Overall, the vaccine was 66% effective at preventing moderate to severe disease 28 days after vaccination. But efficacy differed depending on geography. The shot was 72% effective among clinical trial volunteers in the U.S, but 66% among those in Latin America, and just 57% among those in South Africa. Though markedly below the levels seen with the first two authorized COVID-19 vaccines, those rates are above the thresholds originally set by the U.S. Food and Drug Administration for a vaccine to be considered useful.
The vaccine reduced severe disease alone by 85%, and prevented COVID-related hospitalization or death, Johnson & Johnson said.
“In a pandemic, if you can, with a single-dose vaccine, very quickly eliminate the severe consequences of death, hospitalization, and severe disease, that’s what’s important for society,” Paul Stoffels, the company’s chief scientific officer, told STAT.

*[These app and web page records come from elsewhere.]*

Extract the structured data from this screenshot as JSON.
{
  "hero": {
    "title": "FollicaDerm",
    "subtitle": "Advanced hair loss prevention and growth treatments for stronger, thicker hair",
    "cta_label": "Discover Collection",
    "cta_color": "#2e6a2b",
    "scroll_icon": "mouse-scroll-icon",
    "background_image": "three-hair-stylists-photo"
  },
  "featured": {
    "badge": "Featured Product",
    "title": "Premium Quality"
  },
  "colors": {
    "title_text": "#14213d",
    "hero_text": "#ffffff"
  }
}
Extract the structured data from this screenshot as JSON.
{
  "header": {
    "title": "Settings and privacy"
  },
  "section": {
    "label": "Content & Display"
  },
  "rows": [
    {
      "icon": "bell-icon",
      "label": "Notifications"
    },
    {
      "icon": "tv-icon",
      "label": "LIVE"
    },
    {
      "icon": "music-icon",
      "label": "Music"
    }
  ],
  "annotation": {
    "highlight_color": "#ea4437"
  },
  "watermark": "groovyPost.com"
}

Eric Topol, director and founder of the Scripps Research Translational Institute, called the results “disappointing,” but added that a vaccine that prevents the most serious outcomes, such as hospitalization and death, is still valuable. “It reinforces how lucky we were that the first two were more effective,” he added.
Dr. Anthony Fauci, the director of the National Institute for Allergy and Infectious Diseases, cautioned at a press conference against making too much of comparisons to prior vaccines, calling the result “extraordinarily important,” noting that severe disease was reduced across the board, even in regions where new variants of the virus were common.
“So this has really important domestic and global public health implications,” Fauci said, “things that we know about this particular candidate that even add to the importance globally, namely the minimal cold chain requirements, the inexpensive nature of it, the fact that it is one shot and that the company can actually produce in a reasonable period of time, billions of doses.”